The check valve on your system is a fitting attached to the end of the metal hose (called the leader hose) that is attached to your compressor. It plumbs into your tank and is responsible for ensuring that air goes into your air tank and not back through your compressor. While it is much more common for you to over-torque your check valve and break it during installation, they may have to be replaced after a long period of time due to wear and tear. The easiest way to check to see if your check valve needs to be replaced is to blow in it. Seriously, if your check valve is broken it will let you blow air back into the leader hose. If it works, it won’t let any air through in that direction. If you check valve is working fine and you are still seeing blow-back from the compressor, unfortunately it may be time to replace the compressor.

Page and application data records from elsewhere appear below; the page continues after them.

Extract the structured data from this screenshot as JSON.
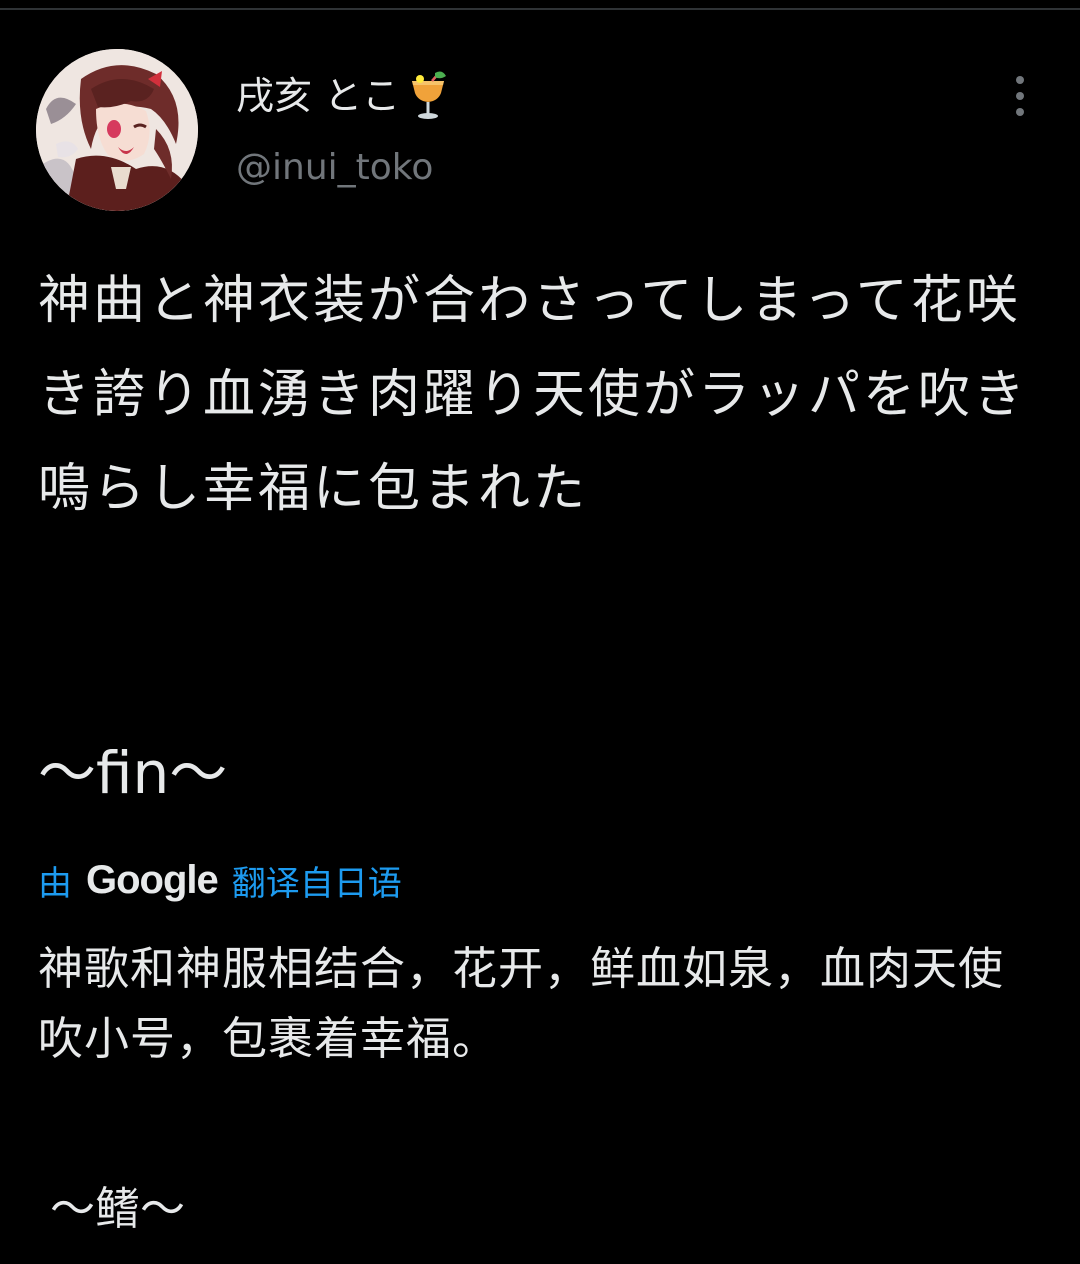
{
  "tweet": {
    "author": {
      "display_name": "戌亥 とこ",
      "name_emoji": "tropical-drink-emoji",
      "handle": "@inui_toko",
      "avatar": "avatar-anime-character"
    },
    "menu_icon": "more-vertical-icon",
    "text": "神曲と神衣装が合わさってしまって花咲き誇り血湧き肉躍り天使がラッパを吹き鳴らし幸福に包まれた",
    "fin": "～fin～"
  },
  "translation": {
    "prefix": "由",
    "provider": "Google",
    "suffix": "翻译自日语",
    "text": "神歌和神服相结合，花开，鲜血如泉，血肉天使吹小号，包裹着幸福。",
    "fin": "～鳍～"
  },
  "colors": {
    "background": "#000000",
    "text_primary": "#e7e9ea",
    "text_secondary": "#71767b",
    "link": "#1d9bf0"
  }
}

Horns Aren't Sounding Right

Every air horn and train horn we sell is going to be a little different from the others, but there is some general troubleshooting that you can do if your horns don’t sound quite right.

The most common cause of horns not sounding right is moisture in the horns. If you hear them emit a higher pitch sound or a squeaking sound, usually it is just some moisture in the diaphragm. This can be easily rectified by simply blasting your horn! It may take you laying on it a little more than you would normally, but the best way to get water out of your horn is to blast it out! Other than that, just make sure your tank is drained as water could be getting to the horns through moisture in the air tank.

Horns still not sounding right? You could have something restricting your airflow. Make sure you check your air lines for kinks or leaks. Also, check to make sure your the valve for your horn is free of debris

Some horns, like the actual locomotive horns such as the Nathan AirChime Train Horns, have parts that are actually designed to be replaced over time. While they are made to withstand all kinds of inclement weather for decades, real train horns do need new diaphragms and cushions after years of use to keep them sounding brand new. We carry replacements for these parts if you happen to need them, so don’t worry if you do.

Lifetime Tech Support

Just remember that these tips are just in case you have any issues. You may never run across any of the issues we covered here, but if you do, just remember that in many cases its a quick easy fix and nothing to stress about. Your kit was built to last, so just like any automotive system, you may need to swap out your pressure switch eventually just like a fuel filter for your truck, but that's all part of long-term maintenance.

If you do happen to run across any issue that we didn’t cover in this blog, we are always happy to lend a hand! We can be reached by phone, email, and our online chat to answer any questions you may have and help you troubleshoot to fix any issues that you may come across.

HornBlasters Toll Free Number: 877-209-8179

HornBlasters Email: Support@Hornblasters.com